Winter wheat was at risk depending upon stage of development when the super-warm March returned to a near-seasonal April, with a few nights of low temperatures that approached freezing in some areas. Whether or not yield potential was affected much depends what stage the wheat was in, notes Shaun Casteel, a Purdue University agronomist who specializes in soybeans and wheat management.
Most of the injury Casteel was told about or asked to inspect consisted primarily of leaf tip burn, he notes. He believes that if that is the extent of the damage, then there should be little if any yield loss due to the freeze. The exception may be an occasional field that was farther along in development and which may have suffered severe injury. Since this isn't seen all that often, time will tell how those few fields react, he notes. Casteel advises scouting wheat fields at any rate to make sure you know what crop prospects you have as the season unfolds.
One report from an independent agronomist says that when he was called to inspect freeze injury, it really turned out to be primarily a case of not enough N applied to the wheat, or else excessive N losses due to wet soils. Since wheat is a grass, it responds to nitrogen.
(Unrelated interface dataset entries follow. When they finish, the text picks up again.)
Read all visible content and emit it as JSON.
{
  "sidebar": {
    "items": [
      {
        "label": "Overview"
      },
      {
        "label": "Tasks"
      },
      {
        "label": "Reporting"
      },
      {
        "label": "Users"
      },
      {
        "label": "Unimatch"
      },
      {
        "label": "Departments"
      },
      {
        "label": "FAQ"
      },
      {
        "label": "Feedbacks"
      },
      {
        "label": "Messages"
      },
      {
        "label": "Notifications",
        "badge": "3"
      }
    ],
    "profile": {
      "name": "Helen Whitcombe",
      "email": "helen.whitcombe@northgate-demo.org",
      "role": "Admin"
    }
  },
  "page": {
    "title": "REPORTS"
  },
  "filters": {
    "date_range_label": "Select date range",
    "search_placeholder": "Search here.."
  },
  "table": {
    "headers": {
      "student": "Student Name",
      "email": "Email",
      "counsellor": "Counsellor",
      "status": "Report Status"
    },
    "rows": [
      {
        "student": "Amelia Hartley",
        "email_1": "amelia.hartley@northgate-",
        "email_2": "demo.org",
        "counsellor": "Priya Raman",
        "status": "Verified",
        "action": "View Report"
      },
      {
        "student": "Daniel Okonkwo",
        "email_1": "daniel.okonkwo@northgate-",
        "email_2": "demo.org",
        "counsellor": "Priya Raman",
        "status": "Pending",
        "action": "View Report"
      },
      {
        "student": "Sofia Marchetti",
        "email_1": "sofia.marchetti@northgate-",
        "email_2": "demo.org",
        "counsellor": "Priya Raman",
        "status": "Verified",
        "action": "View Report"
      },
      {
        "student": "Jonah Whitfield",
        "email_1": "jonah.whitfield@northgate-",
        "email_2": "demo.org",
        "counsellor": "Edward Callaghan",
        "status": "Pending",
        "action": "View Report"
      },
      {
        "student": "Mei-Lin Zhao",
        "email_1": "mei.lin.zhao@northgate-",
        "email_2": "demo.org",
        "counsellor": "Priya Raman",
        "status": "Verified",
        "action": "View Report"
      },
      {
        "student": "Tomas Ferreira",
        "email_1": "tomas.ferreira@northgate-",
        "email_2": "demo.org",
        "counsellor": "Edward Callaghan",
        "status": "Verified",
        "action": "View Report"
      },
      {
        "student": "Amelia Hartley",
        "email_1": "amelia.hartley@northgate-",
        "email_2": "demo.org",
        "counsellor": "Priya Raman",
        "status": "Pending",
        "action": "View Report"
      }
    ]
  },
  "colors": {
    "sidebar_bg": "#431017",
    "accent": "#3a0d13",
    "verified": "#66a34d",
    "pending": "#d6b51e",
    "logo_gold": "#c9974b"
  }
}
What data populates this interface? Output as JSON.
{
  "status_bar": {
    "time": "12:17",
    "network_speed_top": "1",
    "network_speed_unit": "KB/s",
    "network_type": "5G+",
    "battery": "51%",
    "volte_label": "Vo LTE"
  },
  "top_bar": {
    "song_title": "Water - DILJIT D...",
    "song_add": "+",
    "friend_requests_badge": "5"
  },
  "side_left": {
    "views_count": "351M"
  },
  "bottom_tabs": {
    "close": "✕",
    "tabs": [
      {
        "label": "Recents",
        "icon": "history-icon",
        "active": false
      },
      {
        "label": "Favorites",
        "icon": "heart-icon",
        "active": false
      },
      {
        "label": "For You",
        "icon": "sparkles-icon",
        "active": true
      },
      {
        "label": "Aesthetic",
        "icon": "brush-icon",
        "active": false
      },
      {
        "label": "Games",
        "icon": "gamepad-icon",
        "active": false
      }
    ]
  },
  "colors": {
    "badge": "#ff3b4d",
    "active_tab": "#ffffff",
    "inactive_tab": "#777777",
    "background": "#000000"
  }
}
Most experts recommend around 100 pounds per acre or N. Some N may go on in the fall to help get the wheat started, but most is applied in the late winter or early spring, either as liquid N or as granular urea spread on the field,.
The symptoms of nitrogen shortage are distinct and much like those for corn, the agronomist syas. Plants will be spindly and yellow. This is a distinctly different appearance that what would be linked to frost or freeze injury, he notes.